WAR DEPARTMENT, C. S. A., Richmond, Va., January 28, 1863.
General R. E. LEE,
SIR: I have heard with great anxiety the apprehensions entertained by you respecting supplies to your army. Every opportunity has been afforded to Colonel Cole to learn from the proper officers the resources that may be commanded, and I am pleased that he finds them greater than he had anticipated. The reports I have called for are less satisfactory to me, however, than I had hoped, and they shall certainly arouse all the powers I can command to remove the difficulties. For the present these difficulties are mainly of transportation, and I shall do all possible to remove or diminish them. Colonel Cole will give you orally fuller details than I can well write, and I refer you to him.
You may rely on my best exertions in my sphere here to maintain your army in comfort and efficiency.
With high consideration and esteem, respectfully,
J. A. SEDDON,
[Secretary of War.]
HEADQUARTERS ARTILLERY CORPS, Near Chesterfield Numbers -.
Depot, January 29, 1863.
Owing to the exhaustion of all the forage country within reasonable reach of the artillery, and the extremely difficult condition the roads, Major [John] Page, chief quartermaster of the Artillery Corps, will immediately send into the counties along the Virginia Central Railroad, and to those along the James River Canal, agents to procure forage, grain, and hay, especially grain, have it taken to these public channels of conveyance, and by them transported, so as to be available as speedily as possible for the batteries. He will require all diligence and energy to be used in effecting the object, and issue exact instructions toward accomplishing [the end] in view.
W. N. PENDLETON,
Brigadier-General and Chief of Artillery.
HDQRS. DEPARTMENT OF WESTERN VIRGINIA, Dublin Depot, January 29, 1863.
Major General J. B. FLYOD,
Commanding Virginia State Line:
GENERAL: I send with this an extract from a letter written by Colonel Hugh McClung, of Knoxville, to Captain [Joseph] Jaques, at Saltville, giving information of an intended movement of the enemy's cavalry, 10,000 strong, on the railroad, and especially for the destruction of the salt-works. I have also a report from Colonel [John] McCausland, at Princeton, in Mercer Country, that it is thought the enemy will very son make these cavalry raids on a large scale from the Kanawha-one by Lewisburg, one by Pack's Ferry, and one by Coal River, through Boone to Tazewell County, the latter directed chiefly, I suppose, against the salt-works.
Colonel McClung's informant must be mistaken as to the number of cavalry the enemy proposes to send.
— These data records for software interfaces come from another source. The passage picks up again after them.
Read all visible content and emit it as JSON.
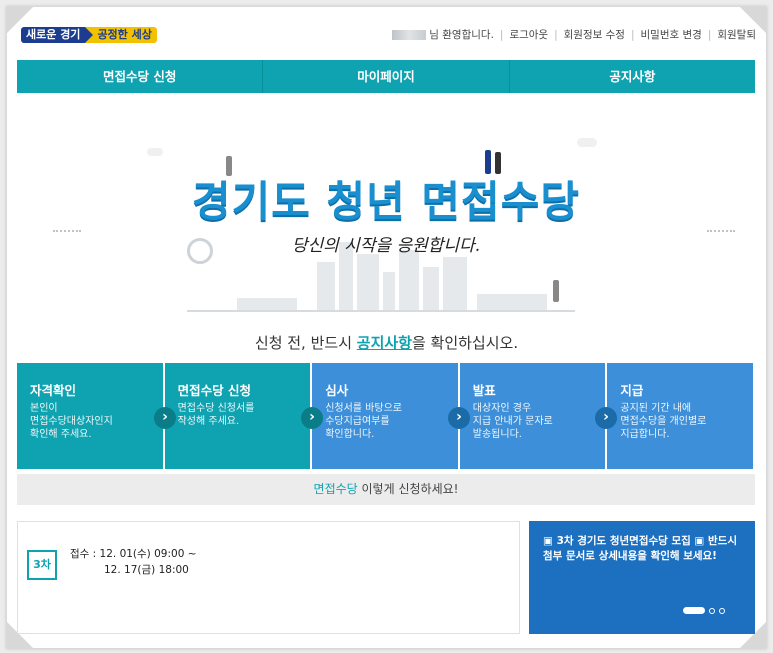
{
  "header": {
    "logo_part1": "새로운 경기",
    "logo_part2": "공정한 세상",
    "welcome": "님 환영합니다.",
    "links": [
      "로그아웃",
      "회원정보 수정",
      "비밀번호 변경",
      "회원탈퇴"
    ]
  },
  "nav": {
    "items": [
      "면접수당 신청",
      "마이페이지",
      "공지사항"
    ]
  },
  "hero": {
    "title": "경기도 청년 면접수당",
    "subtitle": "당신의 시작을 응원합니다."
  },
  "notice": {
    "prefix": "신청 전, 반드시 ",
    "highlight": "공지사항",
    "suffix": "을 확인하십시오."
  },
  "steps": [
    {
      "title": "자격확인",
      "desc1": "본인이",
      "desc2": "면접수당대상자인지",
      "desc3": "확인해 주세요."
    },
    {
      "title": "면접수당 신청",
      "desc1": "면접수당 신청서를",
      "desc2": "작성해 주세요.",
      "desc3": ""
    },
    {
      "title": "심사",
      "desc1": "신청서를 바탕으로",
      "desc2": "수당지급여부를",
      "desc3": "확인합니다."
    },
    {
      "title": "발표",
      "desc1": "대상자인 경우",
      "desc2": "지급 안내가 문자로",
      "desc3": "발송됩니다."
    },
    {
      "title": "지급",
      "desc1": "공지된 기간 내에",
      "desc2": "면접수당을 개인별로",
      "desc3": "지급합니다."
    }
  ],
  "howto": {
    "highlight": "면접수당",
    "text": " 이렇게 신청하세요!"
  },
  "schedule": {
    "round": "3차",
    "line1": "접수 : 12. 01(수) 09:00 ~",
    "line2": "12. 17(금) 18:00"
  },
  "banner": {
    "text": "▣ 3차 경기도 청년면접수당 모집 ▣ 반드시 첨부 문서로 상세내용을 확인해 보세요!"
  },
  "colors": {
    "teal": "#0fa3b1",
    "blue": "#3d8fd9",
    "banner": "#1d70c0"
  }
}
I send it to you, however, for what it is worth.
It would be well to have a few defensive works. Block-houses for artillery and infantry would be best, on commanding points near the salt-works. The employes of the works could, if organized and armed,